Atkinson followed the panel by responding to concerns raised about automation, arguing, “we’ve become so complacent, we cannot even contemplate for even one single moment that a truck driver might lose his job.” Contrary to fears of mass unemployment, he noted that the last few years have had the lowest rate of occupational churn of any period since 1850.
Cowen concluded by responding to several points raised during the panel discussion. He argued the overarching question of what solutions are needed to break the United States out of its complacency is wrong-headed, and that there may not be solutions. Even if such fixes exist, he argued, the point is that we are not interested in solutions. In response to Lind’s concerns about the 2015 study on geographic mobility, he noted several other sources cited in his book came to similar conclusions through different methodologies. Answering Luce’s questions about disruption in the education and healthcare sectors, Cowen argued massive upheaval in these sectors is “not around the corner.” The United States is probably not capable of reconceptualizing history as nonlinear, he said, even if that is a more accurate historical approach. Finally, he warned that not all countries are complacent, pointing to China’s massive economic growth since 1980 as a case-in-point.

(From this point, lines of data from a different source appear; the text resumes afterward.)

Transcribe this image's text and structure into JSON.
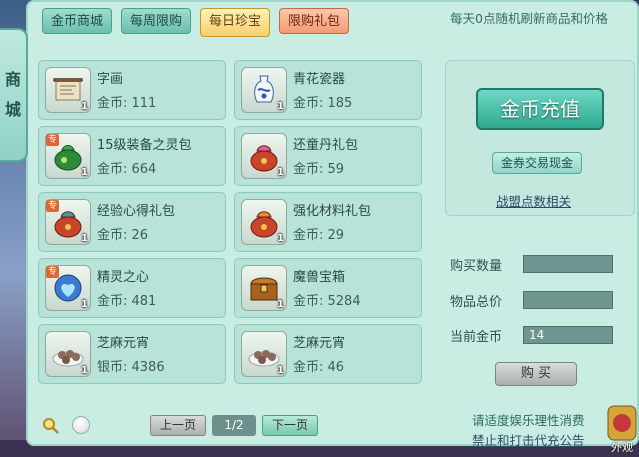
{
  "side_tab": {
    "chars": [
      "商",
      "城"
    ]
  },
  "tabs": [
    {
      "label": "金币商城",
      "active": false
    },
    {
      "label": "每周限购",
      "active": false
    },
    {
      "label": "每日珍宝",
      "active": true
    },
    {
      "label": "限购礼包",
      "active": false
    }
  ],
  "notice_top": "每天0点随机刷新商品和价格",
  "items": [
    {
      "name": "字画",
      "price": "金币: 111",
      "qty": "1",
      "tag": "",
      "icon": "scroll-icon"
    },
    {
      "name": "青花瓷器",
      "price": "金币: 185",
      "qty": "1",
      "tag": "",
      "icon": "vase-icon"
    },
    {
      "name": "15级装备之灵包",
      "price": "金币: 664",
      "qty": "1",
      "tag": "专",
      "icon": "green-bag-icon"
    },
    {
      "name": "还童丹礼包",
      "price": "金币: 59",
      "qty": "1",
      "tag": "",
      "icon": "red-bag-icon"
    },
    {
      "name": "经验心得礼包",
      "price": "金币: 26",
      "qty": "1",
      "tag": "专",
      "icon": "red-bag-icon"
    },
    {
      "name": "强化材料礼包",
      "price": "金币: 29",
      "qty": "1",
      "tag": "",
      "icon": "red-bag-icon"
    },
    {
      "name": "精灵之心",
      "price": "金币: 481",
      "qty": "1",
      "tag": "专",
      "icon": "spirit-heart-icon"
    },
    {
      "name": "魔兽宝箱",
      "price": "金币: 5284",
      "qty": "1",
      "tag": "",
      "icon": "treasure-chest-icon"
    },
    {
      "name": "芝麻元宵",
      "price": "银币: 4386",
      "qty": "1",
      "tag": "",
      "icon": "rice-ball-icon"
    },
    {
      "name": "芝麻元宵",
      "price": "金币: 46",
      "qty": "1",
      "tag": "",
      "icon": "rice-ball-icon"
    }
  ],
  "right_panel": {
    "recharge": "金币充值",
    "voucher": "金券交易现金",
    "alliance": "战盟点数相关"
  },
  "form": {
    "qty_label": "购买数量",
    "total_label": "物品总价",
    "current_label": "当前金币",
    "current_value": "14",
    "buy": "购 买"
  },
  "pager": {
    "prev": "上一页",
    "page": "1/2",
    "next": "下一页"
  },
  "notice_bottom1": "请适度娱乐理性消费",
  "notice_bottom2": "禁止和打击代充公告",
  "appearance_label": "外观"
}
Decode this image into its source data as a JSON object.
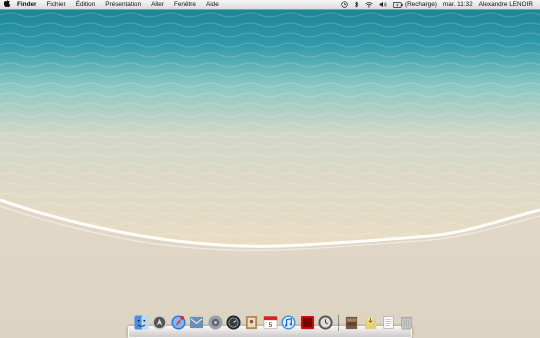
{
  "colors": {
    "sea_deep": "#2a8ea0",
    "sea_shallow": "#8fcfcf",
    "sand": "#e8e0cf",
    "foam": "#ffffff",
    "menubar": "#e8e8e8"
  },
  "menubar": {
    "apple_icon": "apple-icon",
    "app_name": "Finder",
    "menus": [
      "Fichier",
      "Édition",
      "Présentation",
      "Aller",
      "Fenêtre",
      "Aide"
    ],
    "status": {
      "battery_status": "(Recharge)",
      "clock": "mar. 11:32",
      "user": "Alexandre LENOIR"
    }
  },
  "dock": {
    "apps": [
      {
        "name": "finder-icon",
        "glyph": "☺"
      },
      {
        "name": "launchpad-icon",
        "glyph": "🚀"
      },
      {
        "name": "safari-icon",
        "glyph": "◎"
      },
      {
        "name": "mail-icon",
        "glyph": "✉"
      },
      {
        "name": "system-preferences-icon",
        "glyph": "⚙"
      },
      {
        "name": "dashboard-icon",
        "glyph": "◉"
      },
      {
        "name": "address-book-icon",
        "glyph": "▮"
      },
      {
        "name": "ical-icon",
        "glyph": "5"
      },
      {
        "name": "itunes-icon",
        "glyph": "♫"
      },
      {
        "name": "photo-booth-icon",
        "glyph": "▣"
      },
      {
        "name": "time-machine-icon",
        "glyph": "◷"
      }
    ],
    "stacks": [
      {
        "name": "applications-stack-icon",
        "glyph": "▦"
      },
      {
        "name": "downloads-stack-icon",
        "glyph": "✦"
      },
      {
        "name": "documents-stack-icon",
        "glyph": "▤"
      },
      {
        "name": "trash-icon",
        "glyph": "🗑"
      }
    ]
  }
}
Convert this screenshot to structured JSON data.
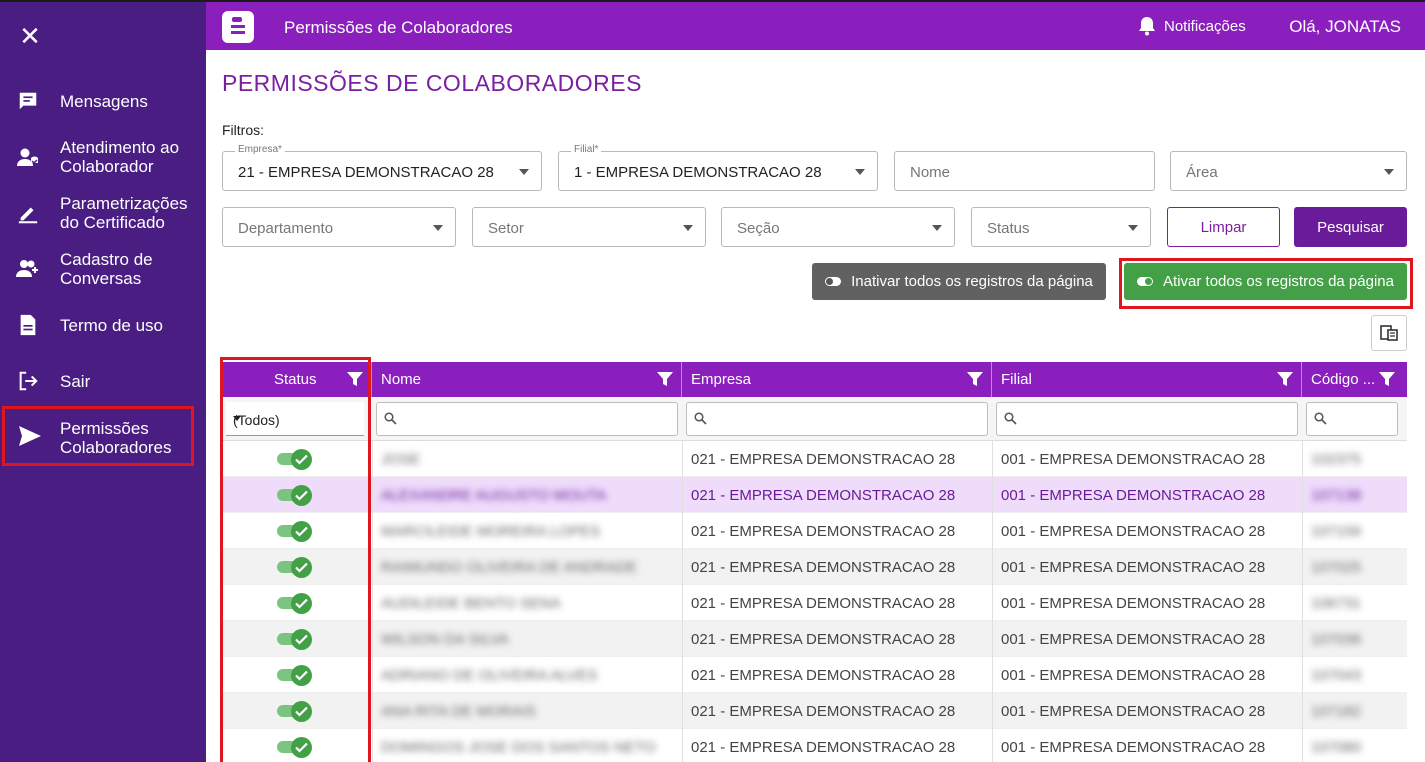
{
  "topbar": {
    "title": "Permissões de Colaboradores",
    "notifications_label": "Notificações",
    "greeting": "Olá, JONATAS"
  },
  "sidebar": {
    "items": [
      {
        "label": "Mensagens",
        "icon": "chat-icon"
      },
      {
        "label": "Atendimento ao Colaborador",
        "icon": "support-agent-icon"
      },
      {
        "label": "Parametrizações do Certificado",
        "icon": "pencil-icon"
      },
      {
        "label": "Cadastro de Conversas",
        "icon": "add-user-icon"
      },
      {
        "label": "Termo de uso",
        "icon": "document-icon"
      },
      {
        "label": "Sair",
        "icon": "logout-icon"
      },
      {
        "label": "Permissões Colaboradores",
        "icon": "send-icon",
        "active": true
      }
    ]
  },
  "page": {
    "title": "PERMISSÕES DE COLABORADORES",
    "filters_label": "Filtros:"
  },
  "filters": {
    "empresa": {
      "label": "Empresa*",
      "value": "21 - EMPRESA DEMONSTRACAO 28"
    },
    "filial": {
      "label": "Filial*",
      "value": "1 - EMPRESA DEMONSTRACAO 28"
    },
    "nome": {
      "placeholder": "Nome"
    },
    "area": {
      "placeholder": "Área"
    },
    "departamento": {
      "placeholder": "Departamento"
    },
    "setor": {
      "placeholder": "Setor"
    },
    "secao": {
      "placeholder": "Seção"
    },
    "status": {
      "placeholder": "Status"
    }
  },
  "actions": {
    "limpar": "Limpar",
    "pesquisar": "Pesquisar",
    "inativar": "Inativar todos os registros da página",
    "ativar": "Ativar todos os registros da página"
  },
  "grid": {
    "columns": [
      "Status",
      "Nome",
      "Empresa",
      "Filial",
      "Código ..."
    ],
    "status_filter_value": "(Todos)",
    "rows": [
      {
        "nome": "JOSE",
        "empresa": "021 - EMPRESA DEMONSTRACAO 28",
        "filial": "001 - EMPRESA DEMONSTRACAO 28",
        "codigo": "102375",
        "active": true
      },
      {
        "nome": "ALEXANDRE AUGUSTO MOUTA",
        "empresa": "021 - EMPRESA DEMONSTRACAO 28",
        "filial": "001 - EMPRESA DEMONSTRACAO 28",
        "codigo": "107138",
        "active": true
      },
      {
        "nome": "MARCILEIDE MOREIRA LOPES",
        "empresa": "021 - EMPRESA DEMONSTRACAO 28",
        "filial": "001 - EMPRESA DEMONSTRACAO 28",
        "codigo": "107156",
        "active": true
      },
      {
        "nome": "RAIMUNDO OLIVEIRA DE ANDRADE",
        "empresa": "021 - EMPRESA DEMONSTRACAO 28",
        "filial": "001 - EMPRESA DEMONSTRACAO 28",
        "codigo": "107025",
        "active": true
      },
      {
        "nome": "AUDILEIDE BENTO SENA",
        "empresa": "021 - EMPRESA DEMONSTRACAO 28",
        "filial": "001 - EMPRESA DEMONSTRACAO 28",
        "codigo": "106731",
        "active": true
      },
      {
        "nome": "WILSON DA SILVA",
        "empresa": "021 - EMPRESA DEMONSTRACAO 28",
        "filial": "001 - EMPRESA DEMONSTRACAO 28",
        "codigo": "107036",
        "active": true
      },
      {
        "nome": "ADRIANO DE OLIVEIRA ALVES",
        "empresa": "021 - EMPRESA DEMONSTRACAO 28",
        "filial": "001 - EMPRESA DEMONSTRACAO 28",
        "codigo": "107043",
        "active": true
      },
      {
        "nome": "ANA RITA DE MORAIS",
        "empresa": "021 - EMPRESA DEMONSTRACAO 28",
        "filial": "001 - EMPRESA DEMONSTRACAO 28",
        "codigo": "107182",
        "active": true
      },
      {
        "nome": "DOMINGOS JOSE DOS SANTOS NETO",
        "empresa": "021 - EMPRESA DEMONSTRACAO 28",
        "filial": "001 - EMPRESA DEMONSTRACAO 28",
        "codigo": "107080",
        "active": true
      }
    ]
  },
  "colors": {
    "sidebar": "#4a1d83",
    "topbar": "#8a1fbe",
    "accent": "#7b1fa2",
    "success": "#43a047",
    "highlight": "#e0161e"
  }
}
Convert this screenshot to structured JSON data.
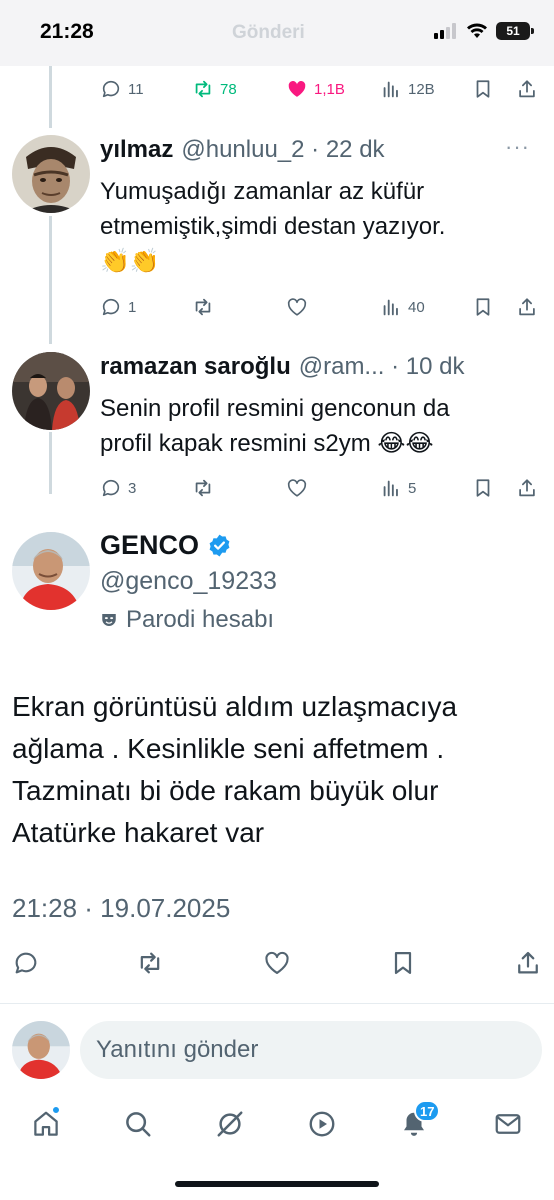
{
  "status_bar": {
    "time": "21:28",
    "faded_title": "Gönderi",
    "battery": "51"
  },
  "top_actions": {
    "replies": "11",
    "reposts": "78",
    "likes": "1,1B",
    "views": "12B",
    "repost_color": "#00ba7c",
    "like_color": "#f91880"
  },
  "replies": [
    {
      "name": "yılmaz",
      "handle": "@hunluu_2",
      "time": "22 dk",
      "meta": "@hunluu_2 · 22 dk",
      "text_line1": "Yumuşadığı  zamanlar az küfür",
      "text_line2": "etmemiştik,şimdi destan yazıyor.",
      "emoji": "👏👏",
      "replies": "1",
      "reposts": "",
      "likes": "",
      "views": "40"
    },
    {
      "name": "ramazan saroğlu",
      "handle": "@ram...",
      "time": "10 dk",
      "meta": "@ram... · 10 dk",
      "text_line1": "Senin profil resmini genconun da",
      "text_line2": "profil kapak resmini s2ym 😂😂",
      "replies": "3",
      "reposts": "",
      "likes": "",
      "views": "5"
    }
  ],
  "main_tweet": {
    "name": "GENCO",
    "handle": "@genco_19233",
    "parody_label": "Parodi hesabı",
    "text_line1": "Ekran görüntüsü aldım uzlaşmacıya",
    "text_line2": "ağlama . Kesinlikle seni affetmem .",
    "text_line3": "Tazminatı bi öde rakam büyük olur",
    "text_line4": "Atatürke hakaret var",
    "timestamp": "21:28 · 19.07.2025",
    "verified_color": "#1d9bf0"
  },
  "composer": {
    "placeholder": "Yanıtını gönder"
  },
  "bottom_nav": {
    "notifications_badge": "17",
    "items": [
      "home-icon",
      "search-icon",
      "grok-icon",
      "video-icon",
      "bell-icon",
      "mail-icon"
    ]
  }
}
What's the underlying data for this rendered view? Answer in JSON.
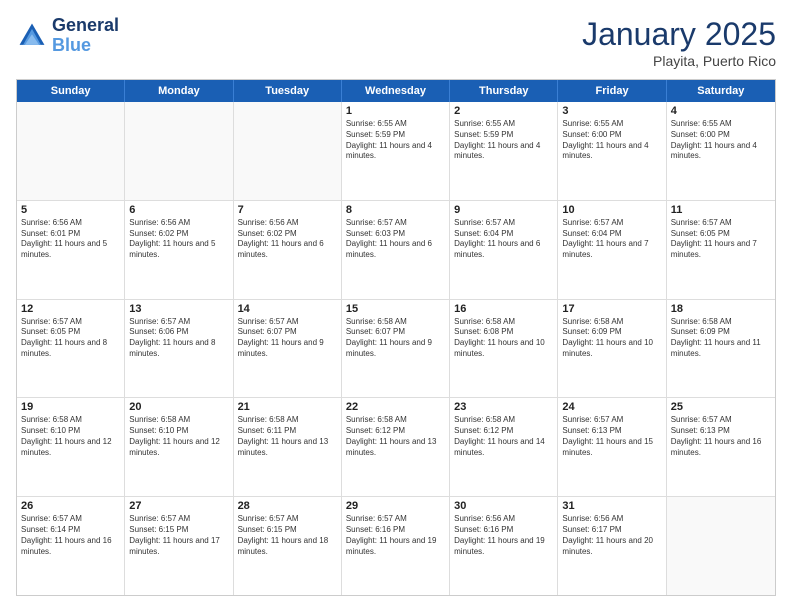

The range of views expressed at the event demonstrates the importance of The Complacent Class as the beginning of a crucial and long-overdue conversation. The degree to which cultural stagnation underpins the threat to U.S. innovation and risk-taking can and should be debated; the importance of defending traditions of disruption and discovery cannot.